Of course, leaks of classified information to reporters are a commonplace in Washington. The vast majority are officially sanctioned to help put the government in a favorable light. The late Senator Daniel Patrick Moynihan’s observation in a September 1998 letter to President Clinton is no less true today; Moynihan pointed out that leaking information to the press had become “a routine aspect of government life.” He added: “An evenhanded prosecution of leakers could imperil an entire administration.”
The winks and nods of selective prosecution mean that working journalists are apt to accept—and help perpetuate—an unjust system designed to flood the media zone with “authorized” leaks of classified information, that is those that spin a positive narrative.

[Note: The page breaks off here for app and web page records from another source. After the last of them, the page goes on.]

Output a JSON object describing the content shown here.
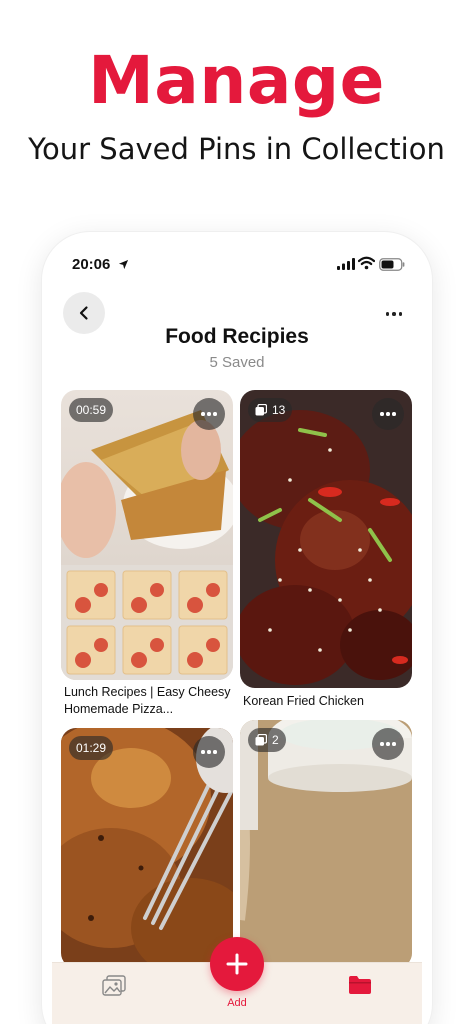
{
  "promo": {
    "headline": "Manage",
    "subheadline": "Your Saved Pins in Collection"
  },
  "status_bar": {
    "time": "20:06"
  },
  "header": {
    "title": "Food Recipies",
    "count": "5 Saved"
  },
  "pins": [
    {
      "badge": "00:59",
      "badge_type": "video",
      "title": "Lunch Recipes | Easy Cheesy Homemade Pizza..."
    },
    {
      "badge": "13",
      "badge_type": "collection",
      "title": "Korean Fried Chicken"
    },
    {
      "badge": "01:29",
      "badge_type": "video",
      "title": ""
    },
    {
      "badge": "2",
      "badge_type": "collection",
      "title": ""
    }
  ],
  "tab_bar": {
    "add_label": "Add",
    "icons": [
      "gallery-icon",
      "plus-icon",
      "folder-icon"
    ]
  },
  "colors": {
    "brand": "#e4193c",
    "tab_bar_bg": "#f7efe8"
  }
}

By tacitly accepting the government’s decision on which leakers to leave alone and which to prosecute, the media and traditional First Amendment advocates are buying into a narrow concept of press freedom—and a sophisticated form of government manipulation that distorts information flowing to the public.
When alleged sources of unauthorized leaks face imprisonment, journalists should make common cause with them—openly asserting that such leaks are essential for revealing fuller truths about what Washington doesn’t want the public to know. And when whistleblowers are locked up, the news media should provide coverage that counters the government’s efforts to stigmatize them as wrongdoers.
Chelsea Manning is serving a 35-year prison term. Jeffrey Sterling—who continues to deny he provided Risen with any classified information—is eight months into serving a 3.5-year prison term.
As one of the few journalists to attend all of the two-week Sterling trial, I watched with concern the successful prosecution that rested entirely on circumstantial evidence. Prosecutors made effective use of metadata, which showed that communication took place between Sterling and Risen—with the content almost entirely unknown. The prosecution also presented as damaging evidence the fact that the Times had published an article by Risen that quoted Sterling, who is African American, about a subject unrelated to the classified information—his lawsuit against the CIA for racial discrimination.
That a prosecution case could be successfully built around such evidence—merely showing that the defendant had communicated with a reporter—should have been alarming to journalists across the country. But news organizations and the big press-freedom groups weren’t paying attention to the ominous implications. And they scarcely noted that whether or not Sterling was guilty as indicted, he was a whistleblower. In 2003 he earned the ire of top officials in Langley by going through proper channels to express concerns to the Senate Intelligence Committee staff about the CIA’s “Operation Merlin” aimed at Iran.
The conceit that it’s possible to defend press freedom while turning a cold shoulder to whistleblowers is short-sighted—and, in the long run, for independent journalism and true First Amendment advocates, self-defeating.